Hence a condition of post-postmodernity, of a ludic and labyrinthine culture that produces subcultures resistant to irony, to parody, to the defenses of Modernism and the techniques of postmodernism. If we contrast the gap between SNL’s parody and the real thing, we might be led to what I think David Shields is trying to describe in his book Reality Hunger, a situation where the narrative techniques of modernity (and their counterparts in postmodernism) are no longer tenable forms of discourse and analysis in an increasingly technologically mediated world.
Experiment: Imagine that you wish to satirize (or parody) Walmart. Envision the details and observations you will use to mock the behemoth, its customers, its gross place in America.

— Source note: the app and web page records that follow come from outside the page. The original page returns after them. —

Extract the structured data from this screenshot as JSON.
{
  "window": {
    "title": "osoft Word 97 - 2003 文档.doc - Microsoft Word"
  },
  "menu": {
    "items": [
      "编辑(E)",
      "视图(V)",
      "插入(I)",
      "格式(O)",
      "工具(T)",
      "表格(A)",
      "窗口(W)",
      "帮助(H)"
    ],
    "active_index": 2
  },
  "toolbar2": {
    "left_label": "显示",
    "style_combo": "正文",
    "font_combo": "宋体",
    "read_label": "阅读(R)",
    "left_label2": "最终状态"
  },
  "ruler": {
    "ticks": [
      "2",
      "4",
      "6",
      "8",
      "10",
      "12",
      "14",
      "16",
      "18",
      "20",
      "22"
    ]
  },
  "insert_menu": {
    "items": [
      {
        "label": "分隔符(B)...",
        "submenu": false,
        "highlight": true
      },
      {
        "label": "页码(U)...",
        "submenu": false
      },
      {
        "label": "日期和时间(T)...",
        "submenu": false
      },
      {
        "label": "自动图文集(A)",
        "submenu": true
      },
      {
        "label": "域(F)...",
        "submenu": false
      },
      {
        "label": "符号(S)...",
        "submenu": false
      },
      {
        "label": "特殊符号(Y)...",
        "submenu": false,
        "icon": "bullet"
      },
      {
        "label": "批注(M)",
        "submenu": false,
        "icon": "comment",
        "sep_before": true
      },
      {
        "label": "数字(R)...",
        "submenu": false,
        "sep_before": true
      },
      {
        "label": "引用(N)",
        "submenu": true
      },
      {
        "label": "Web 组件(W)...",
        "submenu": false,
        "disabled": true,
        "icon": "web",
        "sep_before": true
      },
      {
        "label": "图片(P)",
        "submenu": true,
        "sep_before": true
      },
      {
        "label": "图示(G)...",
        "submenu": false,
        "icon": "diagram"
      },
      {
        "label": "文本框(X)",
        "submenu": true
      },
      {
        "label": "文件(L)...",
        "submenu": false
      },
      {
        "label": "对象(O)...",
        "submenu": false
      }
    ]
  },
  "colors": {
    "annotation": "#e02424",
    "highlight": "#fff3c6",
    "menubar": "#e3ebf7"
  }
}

Then go to a Walmart. You are trumped. Hyperbole and irony are beyond you. There is no way to top the thing in itself. You are left merely with a set of observations, not insights. An ironic viewpoint does not cease to exist, but it can’t be supported via the traditional methods of Modernism or postmodernism. Contrast South Park‘s Walmart satire with the website People of Walmart. The former attempts to justify an ironic viewpoint through the logic of satire and mimesis. The latter is an ironic viewpoint of an objective reality. It’s not even parody. It’s “real.”
And this is why SNL’s Juggalo spoof signals the limits of parody and cultural parody’s satirical, mimetic aims. Like People of Walmart, it’s just an ironic viewpoint of an objective reality. The postmodern distortions of ICP (their clown paint, their mythos, their argot, their identities, their Faygo) and the surreal, trashy carnival of the Gathering present an objective reality radically open to a host of ironic semiotic machinations delivered in an earnestness that trumps satire. ICP have already done the work for you. Their world hosts ironic oppositions; their nihilistic anthem “Fuck the World” directly contradicts the sugary magical wonder of “Miracles.” The weird identity-symbiosis they share with their fans is wholly defined by radical otherness and alienation. If you take the time to wade through comment boards on ICP related videos, news, and articles (you shouldn’t do that, btw, dear reader), you’ll find a fierce hatred of Juggalos–a fierce hatred that paradoxically defines and confers identity upon the Juggalo. This is a priori irony. ICP’s aesthetic identity resists mockery, renders mockery moot. A recent internet video, “The Juggalo News,” attempts to satirize Juggalo culture. It’s mildly amusing but ultimately offers no insight. It’s failed satire.
Far better to dispense with pointless parody and enjoy ICP’s works for whatever they are. Re-watch “Miracles.” Around 1:09 or so Violent J raps: “I fed a fish to a pelican at Frisco bay / It tried to eat my cell phone” and Shaggy responds: “He ran away,” kicking a leg back and thrusting an arm forward in a pose evocative of Superman to illustrate the action of his bosom companion’s narrative. This is more precious than gold, Shaggy’s gesture, a miracle in “Miracles,” and I will take it as an earnest gift. ICP has brought me some measure of joy, and yes, tears (of laughter) in my time, so I do thank them.